Meanwhile, this should serve as a reminder that you need to be careful, alert and ever-vigilant when you’re out on the road (especially, I suppose, in Arapahoe, Douglas, Elbert and Lincoln counties in Colorado).
And, in case you’re wondering about Erzinger, he has apparently recovered from his brief period of unemployment after the money guys at Morgan Stanley did a quick cost-benefit analysis and realized he was less asset and more liability and cut the boy loose.
Resurrecting my old habit of checking the BrokerCheck section of the Financial Industry Regulatory Authority’s website, it looks like our man Marty is now working for Sanctuary Securities, LLC, an asset management firm based in San Francisco, with a branch office in Colorado.
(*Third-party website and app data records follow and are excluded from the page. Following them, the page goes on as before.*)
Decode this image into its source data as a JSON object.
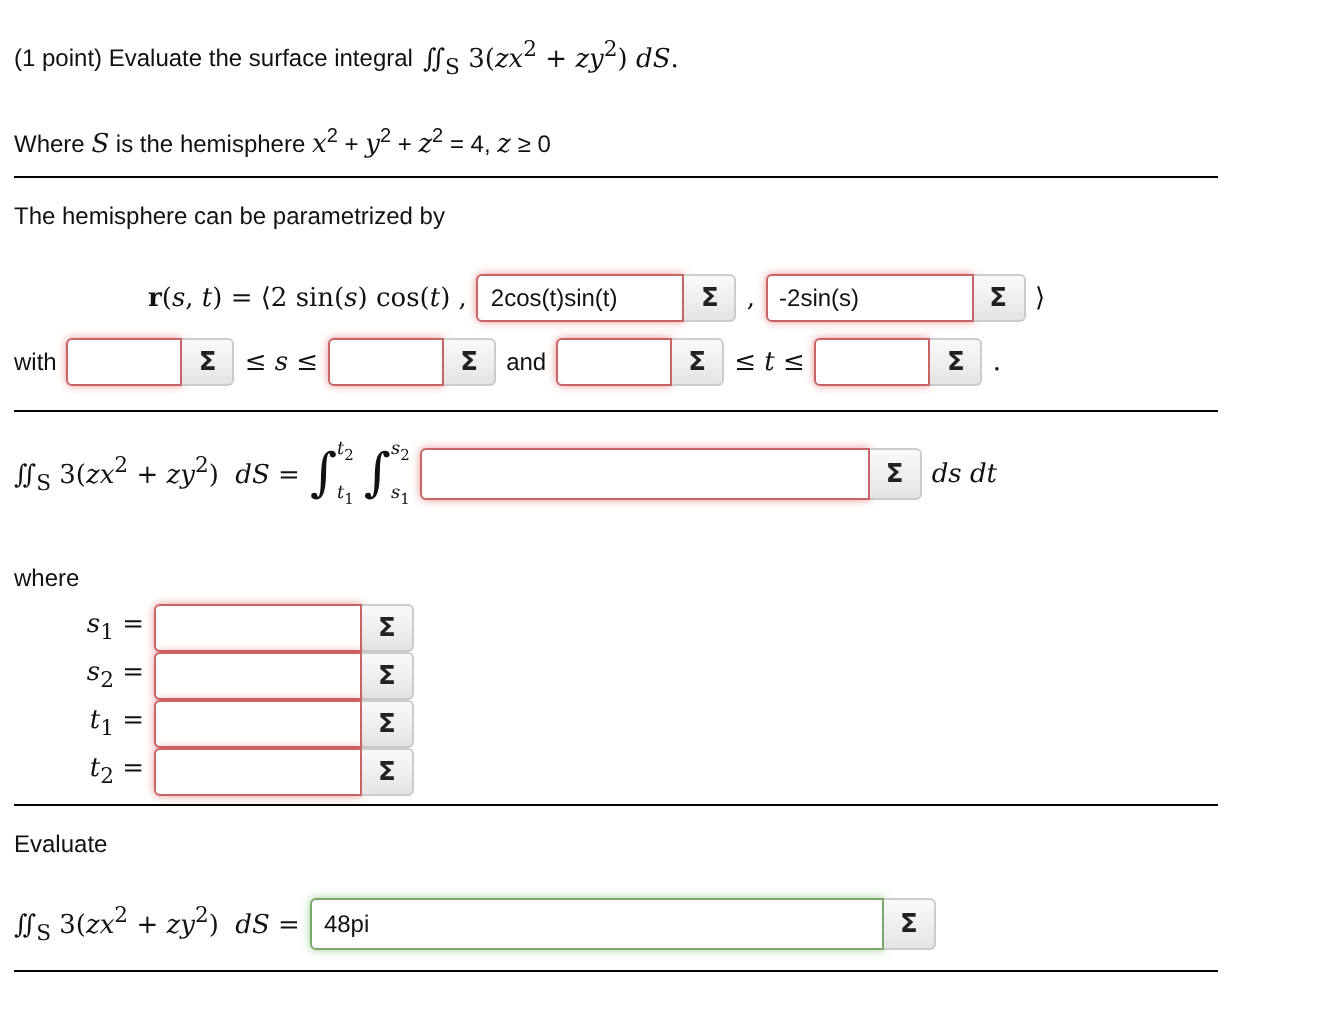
{
  "sections": [
    {
      "rows": [
        {
          "kind": "statement",
          "items": [
            {
              "kind": "text",
              "text": "(1 point) Evaluate the surface integral"
            },
            {
              "kind": "math",
              "text": "∬$_{S}$ 3(*zx*$^{2}$ + *zy*$^{2}$) *dS*."
            }
          ]
        },
        {
          "kind": "statement",
          "items": [
            {
              "kind": "text",
              "text": "Where *S* is the hemisphere *x*$^{2}$ + *y*$^{2}$ + *z*$^{2}$ = 4,  *z* ≥ 0"
            }
          ]
        }
      ]
    },
    {
      "rows": [
        {
          "kind": "statement",
          "items": [
            {
              "kind": "text",
              "text": "The hemisphere can be parametrized by"
            }
          ]
        },
        {
          "kind": "vector",
          "items": [
            {
              "kind": "math",
              "text": "**r**(*s*, *t*) = ⟨2 sin(*s*) cos(*t*) ,"
            },
            {
              "kind": "field",
              "value": "2cos(t)sin(t)",
              "button": "Σ",
              "correct": false
            },
            {
              "kind": "math",
              "text": ","
            },
            {
              "kind": "field",
              "value": "-2sin(s)",
              "button": "Σ",
              "correct": false
            },
            {
              "kind": "math",
              "text": "⟩"
            }
          ]
        },
        {
          "kind": "bounds",
          "items": [
            {
              "kind": "text",
              "text": "with"
            },
            {
              "kind": "field",
              "value": "",
              "button": "Σ",
              "correct": false
            },
            {
              "kind": "math",
              "text": "≤ *s* ≤"
            },
            {
              "kind": "field",
              "value": "",
              "button": "Σ",
              "correct": false
            },
            {
              "kind": "text",
              "text": "and"
            },
            {
              "kind": "field",
              "value": "",
              "button": "Σ",
              "correct": false
            },
            {
              "kind": "math",
              "text": "≤ *t* ≤"
            },
            {
              "kind": "field",
              "value": "",
              "button": "Σ",
              "correct": false
            },
            {
              "kind": "math",
              "text": "."
            }
          ]
        }
      ]
    },
    {
      "rows": [
        {
          "kind": "integrand",
          "items": [
            {
              "kind": "math",
              "text": "∬$_{S}$ 3(*zx*$^{2}$ + *zy*$^{2}$)  *dS* ="
            },
            {
              "kind": "integral",
              "sign": "∫",
              "lower": "*t*$_{1}$",
              "upper": "*t*$_{2}$"
            },
            {
              "kind": "integral",
              "sign": "∫",
              "lower": "*s*$_{1}$",
              "upper": "*s*$_{2}$"
            },
            {
              "kind": "field",
              "value": "",
              "button": "Σ",
              "correct": false
            },
            {
              "kind": "math",
              "text": "*ds dt*"
            }
          ]
        },
        {
          "kind": "statement",
          "items": [
            {
              "kind": "text",
              "text": "where"
            }
          ]
        },
        {
          "kind": "definition",
          "items": [
            {
              "kind": "math",
              "text": "*s*$_{1}$ ="
            },
            {
              "kind": "field",
              "value": "",
              "button": "Σ",
              "correct": false
            }
          ]
        },
        {
          "kind": "definition",
          "items": [
            {
              "kind": "math",
              "text": "*s*$_{2}$ ="
            },
            {
              "kind": "field",
              "value": "",
              "button": "Σ",
              "correct": false
            }
          ]
        },
        {
          "kind": "definition",
          "items": [
            {
              "kind": "math",
              "text": "*t*$_{1}$ ="
            },
            {
              "kind": "field",
              "value": "",
              "button": "Σ",
              "correct": false
            }
          ]
        },
        {
          "kind": "definition",
          "items": [
            {
              "kind": "math",
              "text": "*t*$_{2}$ ="
            },
            {
              "kind": "field",
              "value": "",
              "button": "Σ",
              "correct": false
            }
          ]
        }
      ]
    },
    {
      "rows": [
        {
          "kind": "statement",
          "items": [
            {
              "kind": "text",
              "text": "Evaluate"
            }
          ]
        },
        {
          "kind": "result",
          "items": [
            {
              "kind": "math",
              "text": "∬$_{S}$ 3(*zx*$^{2}$ + *zy*$^{2}$)  *dS* ="
            },
            {
              "kind": "field",
              "value": "48pi",
              "button": "Σ",
              "correct": true
            }
          ]
        }
      ]
    }
  ]
}
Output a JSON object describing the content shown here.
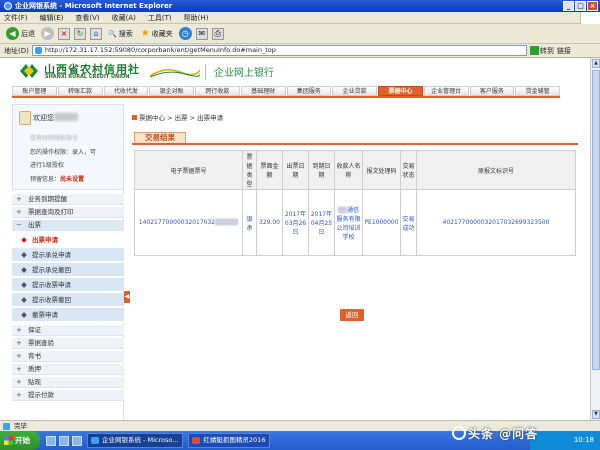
{
  "window": {
    "title": "企业网银系统 - Microsoft Internet Explorer",
    "controls": [
      "_",
      "□",
      "×"
    ]
  },
  "menubar": [
    "文件(F)",
    "编辑(E)",
    "查看(V)",
    "收藏(A)",
    "工具(T)",
    "帮助(H)"
  ],
  "toolbar": {
    "back": "后退",
    "search": "搜索",
    "favorites": "收藏夹"
  },
  "address": {
    "label": "地址(D)",
    "url": "http://172.31.17.152:59080/corporbank/ent/getMenuInfo.do#main_top",
    "go": "转到",
    "links": "链接"
  },
  "bank": {
    "name": "山西省农村信用社",
    "name_en": "SHANXI RURAL CREDIT UNION",
    "subtitle": "企业网上银行"
  },
  "nav": [
    {
      "label": "账户管理",
      "active": false
    },
    {
      "label": "转账汇款",
      "active": false
    },
    {
      "label": "代收代发",
      "active": false
    },
    {
      "label": "银企对账",
      "active": false
    },
    {
      "label": "跨行收款",
      "active": false
    },
    {
      "label": "基础理财",
      "active": false
    },
    {
      "label": "集团服务",
      "active": false
    },
    {
      "label": "企业贷款",
      "active": false
    },
    {
      "label": "票据中心",
      "active": true
    },
    {
      "label": "企业管理台",
      "active": false
    },
    {
      "label": "客户服务",
      "active": false
    },
    {
      "label": "贷金辅管",
      "active": false
    }
  ],
  "sidebar": {
    "welcome": "欢迎您",
    "line1": "您有待待授权指令",
    "line2": "您的操作权限：录入，可",
    "line3": "进行1级授权",
    "line4_label": "预留信息：",
    "line4_value": "尚未设置",
    "groups_top": [
      "业务到期提醒",
      "票据查询及打印",
      "出票"
    ],
    "items": [
      {
        "label": "出票申请",
        "active": true
      },
      {
        "label": "提示承兑申请",
        "active": false
      },
      {
        "label": "提示承兑撤回",
        "active": false
      },
      {
        "label": "提示收票申请",
        "active": false
      },
      {
        "label": "提示收票撤回",
        "active": false
      },
      {
        "label": "撤票申请",
        "active": false
      }
    ],
    "groups_bottom": [
      "保证",
      "票据查验",
      "背书",
      "质押",
      "贴现",
      "提示付款"
    ],
    "collapse": "◀"
  },
  "main": {
    "breadcrumb": "票据中心 > 出票 > 出票申请",
    "result_tab": "交易结果",
    "table": {
      "headers": [
        "电子票据票号",
        "票据类型",
        "票面金额",
        "出票日期",
        "到期日期",
        "收款人名称",
        "报文处理码",
        "交易状态",
        "原报文标识号"
      ],
      "row": {
        "bill_no_prefix": "14021770000032017032",
        "bill_type": "银承",
        "amount": "329.00",
        "issue_date": "2017年03月26日",
        "due_date": "2017年04月25日",
        "payee": "通信服务有限公司培训学校",
        "proc_code": "PE1000000",
        "status": "交易成功",
        "orig_id": "4021770000032017032699323500"
      }
    },
    "confirm": "返回"
  },
  "statusbar": "完毕",
  "taskbar": {
    "start": "开始",
    "tasks": [
      {
        "label": "企业网银系统 - Microso...",
        "active": true
      },
      {
        "label": "红蜻蜓抓图精灵2016",
        "active": false
      }
    ],
    "clock": "10:18",
    "watermark": "头条 @问答"
  }
}
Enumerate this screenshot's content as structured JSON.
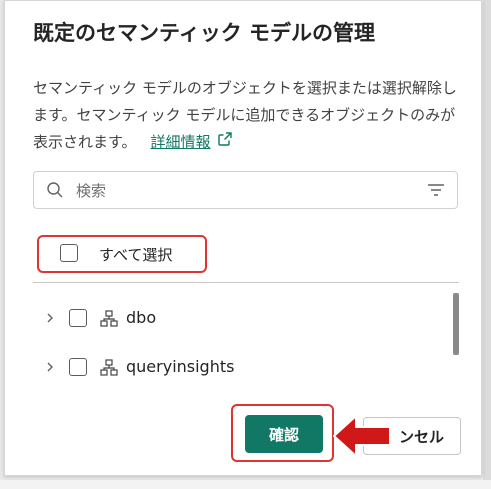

Look, I don’t have any assets to speak of. I admit that. If I did? I’d probably think of some other company to manage them, like Marsico Funds, the firm run by Tom Marsico, the father-in-law of the victim in this case.
Way back in August, we had a question from a reader so embarrassed about his situation that he felt compelled to use a nom de plume when seeking advice. (see “The Explainer: BUI can be a BFD”)
Well, for better or for worse, “Suddenly Sober” recently had the charges of operating a bicycle while under the influence of alcohol dropped by the municipal prosecutor.
“My lawyer pointed out that same Oregon ruling you mentioned and the prosecutor reached the same conclusion,” Suddenly wrote. “She decided that the state’s implied consent rules can’t apply to bikes since they don’t require a license and that she didn’t want to fight the suppression motion my lawyer was ready to file.
“I know I was wrong, but I am relieved,” Suddenly added. “Next time, I think I’ll take a cab.”
Good call, Suddenly.